Tips for Optimizing SQL Server OLAP/Analysis Services: Data Warehouse & Datamart Performance
If you know data will be numeric, store it using a numeric data type, and not in a character data type. Numeric data types are more efficient when using space and when being processed by SQL Server. [6.5, 7.0, 2000, 2005] Updated 1-28-2005
If you monitor the SQL Server Buffer Cache Hit Ratio of a SQL Server dedicated as an OLAP or Analysis Services server, you may see that this ratio is much less than what you would expect to find on a SQL Server dedicated to OLTP (90% or higher). Don’t let this alarm you, as this is to be expected.
The nature of the queries than run on an OLAP or Analysis Services SQL Server are generally different that the queries that run on an OLTP server. For example, you may run a monthly OLAP-style query that requires that 50GB of data be examined. Because of this, it is difficult for SQL Server to make good reuse of the data cache, and the Buffer Cache Hit Ratio may run much lower than 90%.

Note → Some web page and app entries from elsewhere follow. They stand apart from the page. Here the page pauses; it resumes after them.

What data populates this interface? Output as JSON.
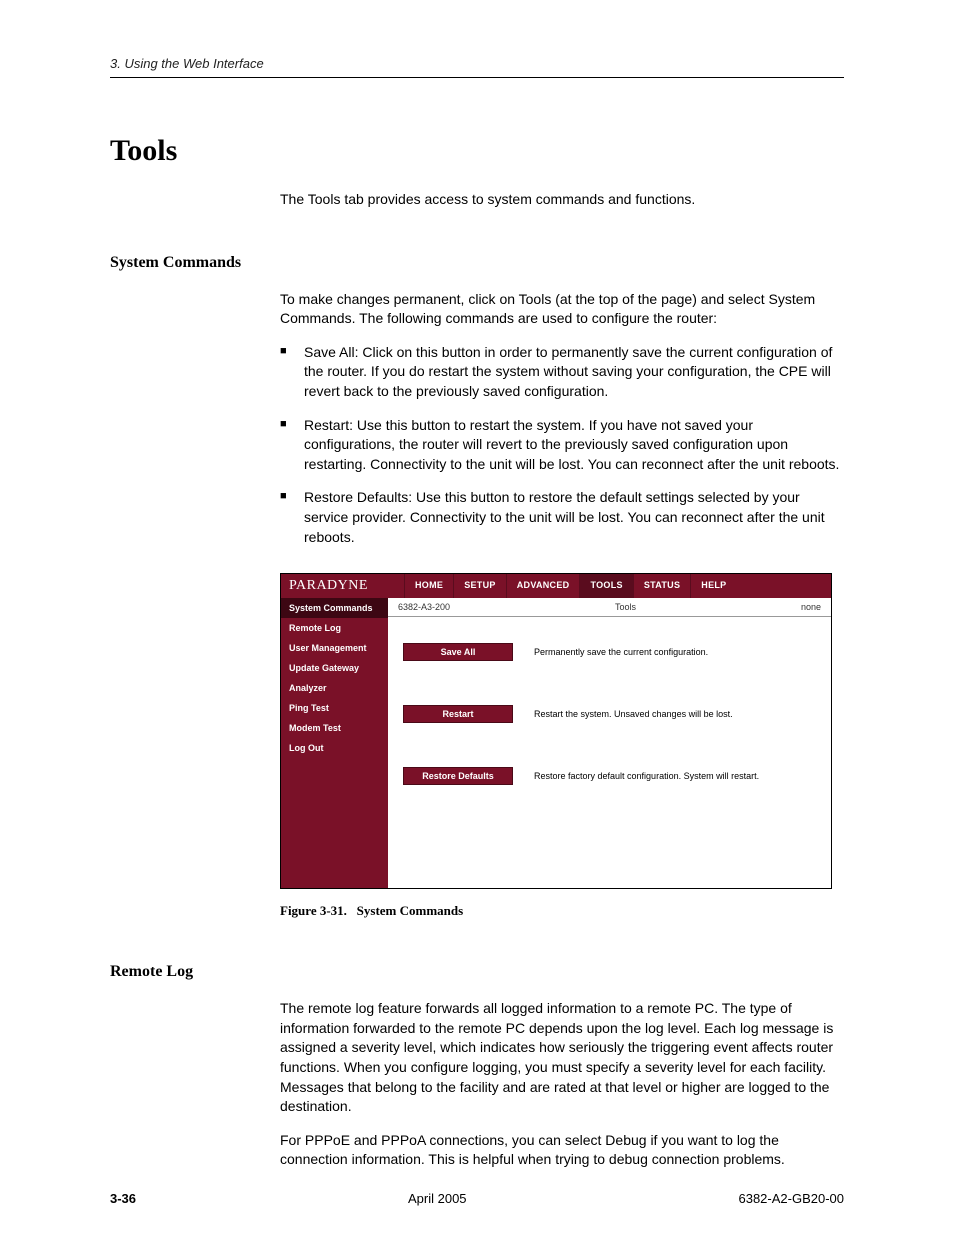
{
  "header": {
    "running": "3. Using the Web Interface"
  },
  "sections": {
    "tools": {
      "title": "Tools",
      "intro": "The Tools tab provides access to system commands and functions."
    },
    "syscmd": {
      "title": "System Commands",
      "p1": "To make changes permanent, click on Tools (at the top of the page) and select System Commands. The following commands are used to configure the router:",
      "bullets": [
        "Save All: Click on this button in order to permanently save the current configuration of the router. If you do restart the system without saving your configuration, the CPE will revert back to the previously saved configuration.",
        "Restart: Use this button to restart the system. If you have not saved your configurations, the router will revert to the previously saved configuration upon restarting. Connectivity to the unit will be lost. You can reconnect after the unit reboots.",
        "Restore Defaults: Use this button to restore the default settings selected by your service provider. Connectivity to the unit will be lost. You can reconnect after the unit reboots."
      ]
    },
    "remotelog": {
      "title": "Remote Log",
      "p1": "The remote log feature forwards all logged information to a remote PC. The type of information forwarded to the remote PC depends upon the log level. Each log message is assigned a severity level, which indicates how seriously the triggering event affects router functions. When you configure logging, you must specify a severity level for each facility. Messages that belong to the facility and are rated at that level or higher are logged to the destination.",
      "p2": "For PPPoE and PPPoA connections, you can select Debug if you want to log the connection information. This is helpful when trying to debug connection problems."
    }
  },
  "figure": {
    "logo": "PARADYNE",
    "tabs": [
      "HOME",
      "SETUP",
      "ADVANCED",
      "TOOLS",
      "STATUS",
      "HELP"
    ],
    "active_tab": "TOOLS",
    "sidebar": [
      "System Commands",
      "Remote Log",
      "User Management",
      "Update Gateway",
      "Analyzer",
      "Ping Test",
      "Modem Test",
      "Log Out"
    ],
    "active_side": "System Commands",
    "titlebar": {
      "left": "6382-A3-200",
      "mid": "Tools",
      "right": "none"
    },
    "rows": [
      {
        "btn": "Save All",
        "desc": "Permanently save the current configuration."
      },
      {
        "btn": "Restart",
        "desc": "Restart the system. Unsaved changes will be lost."
      },
      {
        "btn": "Restore Defaults",
        "desc": "Restore factory default configuration. System will restart."
      }
    ],
    "caption_num": "Figure 3-31.",
    "caption_txt": "System Commands"
  },
  "footer": {
    "page": "3-36",
    "date": "April 2005",
    "doc": "6382-A2-GB20-00"
  }
}
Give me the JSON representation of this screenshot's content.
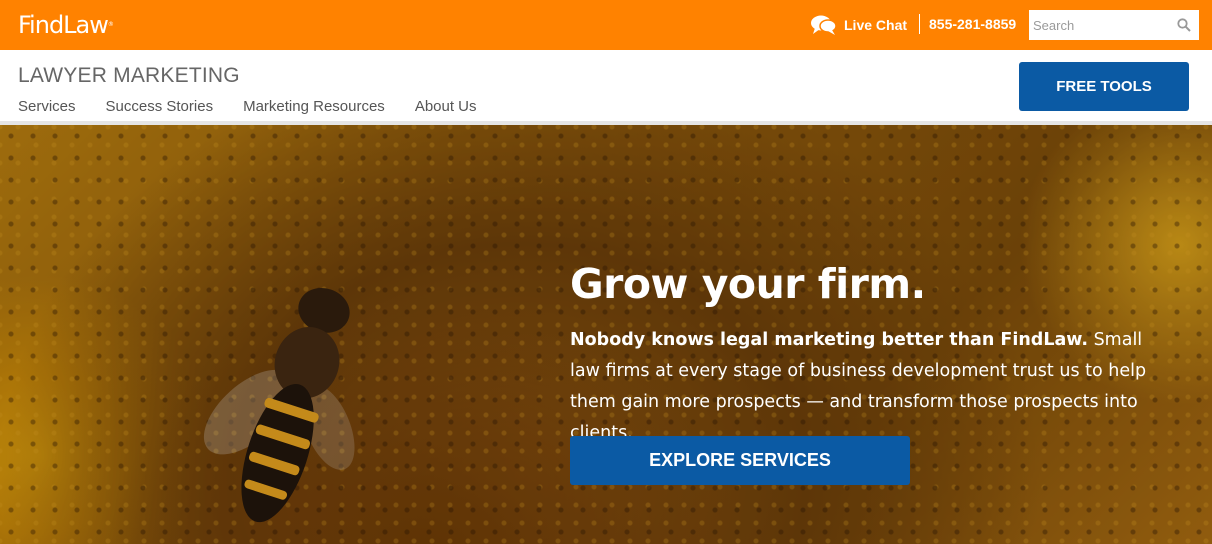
{
  "header": {
    "logo": "FindLaw",
    "logo_mark": "®",
    "live_chat_label": "Live Chat",
    "phone": "855-281-8859",
    "search_placeholder": "Search"
  },
  "subheader": {
    "title": "LAWYER MARKETING",
    "nav": [
      "Services",
      "Success Stories",
      "Marketing Resources",
      "About Us"
    ],
    "free_tools_label": "FREE TOOLS"
  },
  "hero": {
    "title": "Grow your firm.",
    "lead_bold": "Nobody knows legal marketing better than FindLaw.",
    "lead_text": " Small law firms at every stage of business development trust us to help them gain more prospects — and transform those prospects into clients.",
    "cta_label": "EXPLORE SERVICES"
  },
  "colors": {
    "brand_orange": "#ff8200",
    "button_blue": "#0b5aa4"
  },
  "icons": [
    "chat-bubbles-icon",
    "search-icon"
  ]
}
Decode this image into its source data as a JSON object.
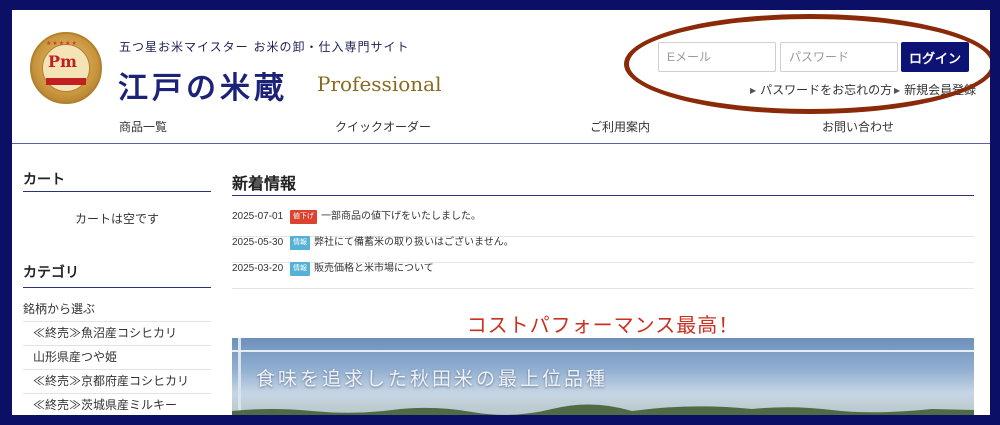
{
  "header": {
    "tagline": "五つ星お米マイスター お米の卸・仕入専門サイト",
    "brand": "江戸の米蔵",
    "brand_sub": "Professional",
    "logo": {
      "initials": "Pm",
      "stars": "★★★★★"
    }
  },
  "login": {
    "email_placeholder": "Eメール",
    "password_placeholder": "パスワード",
    "login_label": "ログイン",
    "forgot_label": "パスワードをお忘れの方",
    "register_label": "新規会員登録"
  },
  "nav": {
    "items": [
      "商品一覧",
      "クイックオーダー",
      "ご利用案内",
      "お問い合わせ"
    ]
  },
  "sidebar": {
    "cart_heading": "カート",
    "cart_empty": "カートは空です",
    "category_heading": "カテゴリ",
    "brand_select": "銘柄から選ぶ",
    "categories": [
      "≪終売≫魚沼産コシヒカリ",
      "山形県産つや姫",
      "≪終売≫京都府産コシヒカリ",
      "≪終売≫茨城県産ミルキー"
    ]
  },
  "news": {
    "heading": "新着情報",
    "items": [
      {
        "date": "2025-07-01",
        "badge": "値下げ",
        "badge_color": "#d9432f",
        "text": "一部商品の値下げをいたしました。"
      },
      {
        "date": "2025-05-30",
        "badge": "情報",
        "badge_color": "#55b2d6",
        "text": "弊社にて備蓄米の取り扱いはございません。"
      },
      {
        "date": "2025-03-20",
        "badge": "情報",
        "badge_color": "#55b2d6",
        "text": "販売価格と米市場について"
      }
    ]
  },
  "promo": {
    "headline": "コストパフォーマンス最高！",
    "banner_caption": "食味を追求した秋田米の最上位品種"
  },
  "colors": {
    "frame": "#0c0f66",
    "accent": "#0d1374",
    "promo_red": "#c8321e",
    "highlight_ring": "#8a2a08"
  }
}
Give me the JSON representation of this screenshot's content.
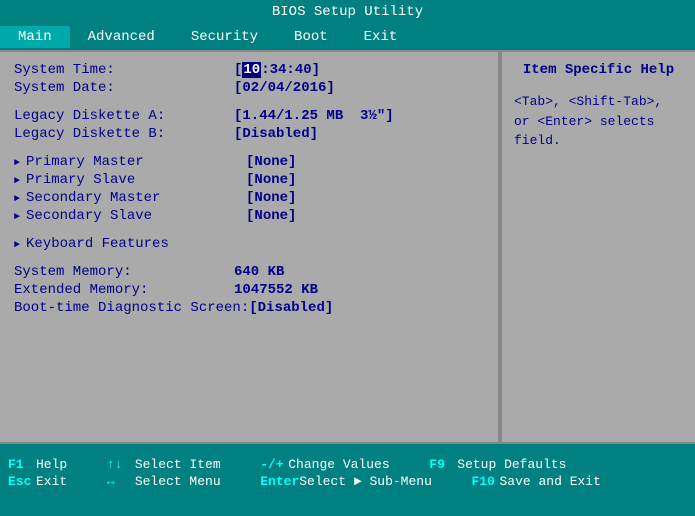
{
  "title": "BIOS Setup Utility",
  "menu": {
    "items": [
      {
        "label": "Main",
        "active": true
      },
      {
        "label": "Advanced",
        "active": false
      },
      {
        "label": "Security",
        "active": false
      },
      {
        "label": "Boot",
        "active": false
      },
      {
        "label": "Exit",
        "active": false
      }
    ]
  },
  "left_panel": {
    "fields": [
      {
        "label": "System Time:",
        "value": "[10:34:40]",
        "highlight_char": "10"
      },
      {
        "label": "System Date:",
        "value": "[02/04/2016]"
      },
      {
        "label": "",
        "value": ""
      },
      {
        "label": "Legacy Diskette A:",
        "value": "[1.44/1.25 MB  3½\"]"
      },
      {
        "label": "Legacy Diskette B:",
        "value": "[Disabled]"
      }
    ],
    "nav_items": [
      {
        "label": "Primary Master",
        "value": "[None]"
      },
      {
        "label": "Primary Slave",
        "value": "[None]"
      },
      {
        "label": "Secondary Master",
        "value": "[None]"
      },
      {
        "label": "Secondary Slave",
        "value": "[None]"
      }
    ],
    "submenu_items": [
      {
        "label": "Keyboard Features"
      }
    ],
    "memory_fields": [
      {
        "label": "System Memory:",
        "value": "640 KB"
      },
      {
        "label": "Extended Memory:",
        "value": "1047552 KB"
      },
      {
        "label": "Boot-time Diagnostic Screen:",
        "value": "[Disabled]"
      }
    ]
  },
  "right_panel": {
    "title": "Item Specific Help",
    "help_text": "<Tab>, <Shift-Tab>, or <Enter> selects field."
  },
  "status_bar": {
    "rows": [
      [
        {
          "key": "F1",
          "desc": "Help"
        },
        {
          "key": "↑↓",
          "desc": "Select Item"
        },
        {
          "key": "-/+",
          "desc": "Change Values"
        },
        {
          "key": "F9",
          "desc": "Setup Defaults"
        }
      ],
      [
        {
          "key": "Esc",
          "desc": "Exit"
        },
        {
          "key": "↔",
          "desc": "Select Menu"
        },
        {
          "key": "Enter",
          "desc": "Select ► Sub-Menu"
        },
        {
          "key": "F10",
          "desc": "Save and Exit"
        }
      ]
    ]
  }
}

Now, this is not to say that a Buffer Cache Hit Ratio below 90% is adequate for your particular situation. An OLAP or Analysis Services server, just like an OLTP server, will perform faster it is has more RAM and a bigger data cache. If you find that your OLAP-style queries are not performing as fast as you like, and you notice that the SQL Server Buffer Cache Hit Ratio is running low, and if you have room to expand the amount of RAM in your server, then you should seriously consider adding extra RAM to boost performance. Just keep in mind that you will probably never be able to get close to a 100% Buffer Cache Hit Ratio on a dedicated OLAP or Analysis Services server. [7.0, 2000, 2005] Updated 1-28-2005